These are recommended mainly for type 2 diabetes, but also as adjuncts to insulin treatment in type 1 diabetes. In addition, many websites claim to cure type 2 diabetes. Diabetes can’t be cured, and evidence for clinical benefit from any of these natural remedies is weak or nonexistent. Even the usually credulous NCCAM warns:
In general, there is not enough scientific evidence to prove that dietary supplements have substantial benefits for type 2 diabetes or its complications… Do not replace scientifically proven treatments for diabetes with CAM treatments that are unproven.
Nevertheless, the NCCAM is funding studies of chromium, yoga, gingko, EGCG, Reiki, vitamin C, glucosamine, and dark chocolate for the treatment of diabetes.
Compare the contributions of CAM during the course of the 20th century with the accomplishments of scientific medicine. Science has conquered a disease that used to be uniformly fatal. It has given us disposable syringes, insulin pens, insulin pumps, pure insulin with measured potency, protamine zinc to slow the action, various long-lasting insulins, sulfated insulin to avoid insulin resistance, human insulin to avoid reactions, several effective oral medications for type 2 diabetes, convenient home blood testing gadgets, etc. And there have been innumerable studies to determine the best management of diabetic patients. CAMlooks pretty puny in comparison.
We still don’t know what causes type 1 diabetes and we can’t prevent it; but we know what it is, and we can keep the disease under control with insulin, and we can keep patients alive and feeling well. This is not just “treating the symptoms” as our critics claim; and of course CAM does nothing to “treat the cause.”

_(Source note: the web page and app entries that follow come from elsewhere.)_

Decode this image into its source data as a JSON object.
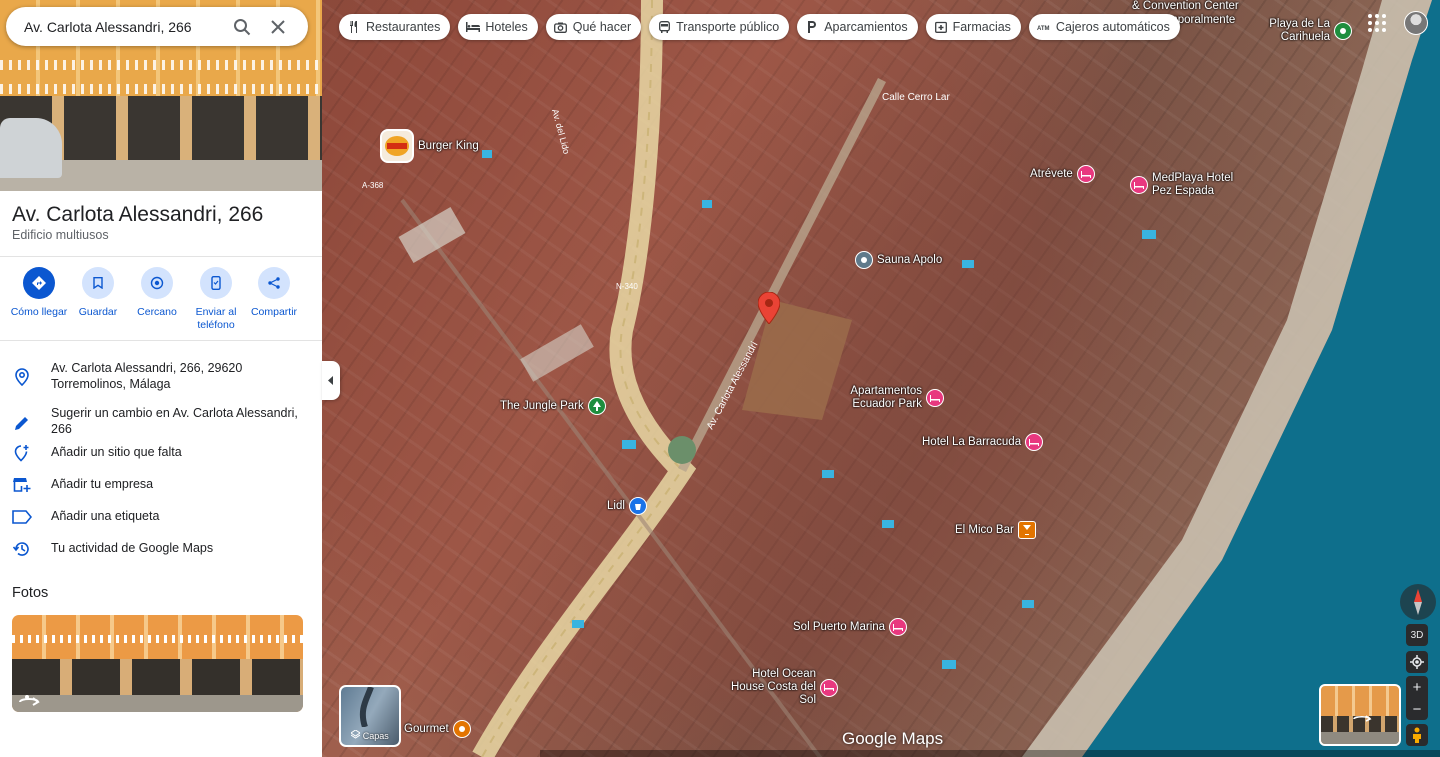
{
  "search": {
    "value": "Av. Carlota Alessandri, 266"
  },
  "place": {
    "title": "Av. Carlota Alessandri, 266",
    "subtitle": "Edificio multiusos"
  },
  "actions": [
    {
      "label": "Cómo llegar",
      "icon": "directions-icon"
    },
    {
      "label": "Guardar",
      "icon": "bookmark-icon"
    },
    {
      "label": "Cercano",
      "icon": "nearby-icon"
    },
    {
      "label": "Enviar al teléfono",
      "icon": "phone-icon"
    },
    {
      "label": "Compartir",
      "icon": "share-icon"
    }
  ],
  "info_rows": [
    {
      "text": "Av. Carlota Alessandri, 266, 29620 Torremolinos, Málaga",
      "icon": "location-pin-icon"
    },
    {
      "text": "Sugerir un cambio en Av. Carlota Alessandri, 266",
      "icon": "edit-pencil-icon"
    },
    {
      "text": "Añadir un sitio que falta",
      "icon": "add-location-icon"
    },
    {
      "text": "Añadir tu empresa",
      "icon": "add-business-icon"
    },
    {
      "text": "Añadir una etiqueta",
      "icon": "label-icon"
    },
    {
      "text": "Tu actividad de Google Maps",
      "icon": "history-icon"
    }
  ],
  "photos": {
    "title": "Fotos"
  },
  "chips": [
    {
      "label": "Restaurantes",
      "icon": "restaurant-icon"
    },
    {
      "label": "Hoteles",
      "icon": "hotel-icon"
    },
    {
      "label": "Qué hacer",
      "icon": "camera-icon"
    },
    {
      "label": "Transporte público",
      "icon": "transit-icon"
    },
    {
      "label": "Aparcamientos",
      "icon": "parking-icon"
    },
    {
      "label": "Farmacias",
      "icon": "pharmacy-icon"
    },
    {
      "label": "Cajeros automáticos",
      "icon": "atm-icon"
    }
  ],
  "map": {
    "pois": [
      {
        "label": "Burger King",
        "kind": "food"
      },
      {
        "label": "Sauna Apolo",
        "kind": "service"
      },
      {
        "label": "Atrévete",
        "kind": "hotel"
      },
      {
        "label": "MedPlaya Hotel Pez Espada",
        "kind": "hotel"
      },
      {
        "label": "Apartamentos Ecuador Park",
        "kind": "hotel"
      },
      {
        "label": "Hotel La Barracuda",
        "kind": "hotel"
      },
      {
        "label": "The Jungle Park",
        "kind": "park"
      },
      {
        "label": "Lidl",
        "kind": "shop"
      },
      {
        "label": "El Mico Bar",
        "kind": "bar"
      },
      {
        "label": "Sol Puerto Marina",
        "kind": "hotel"
      },
      {
        "label": "Hotel Ocean House Costa del Sol",
        "kind": "hotel"
      },
      {
        "label": "Playa de La Carihuela",
        "kind": "beach"
      },
      {
        "label": "& Convention Center",
        "kind": "text"
      },
      {
        "label": "o temporalmente",
        "kind": "text"
      },
      {
        "label": "Gourmet",
        "kind": "food"
      }
    ],
    "roads": [
      "Calle Cerro Lar",
      "A-368",
      "N-340",
      "Av. Carlota Alessandri",
      "Av. del Lido"
    ],
    "layers_label": "Capas",
    "view_3d": "3D",
    "brand": "Google Maps"
  },
  "colors": {
    "accent": "#0b57d0",
    "accent_light": "#d3e3fd",
    "hotel_pin": "#e8387f",
    "park_pin": "#1e8e3e",
    "shop_pin": "#1a73e8",
    "bar_pin": "#e37400",
    "main_pin": "#ea4335"
  }
}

The story of insulin is well worth reading. It’s a paean to science. It’s history with lessons for today.
This article was originally published in the Science-Based Medicine blog.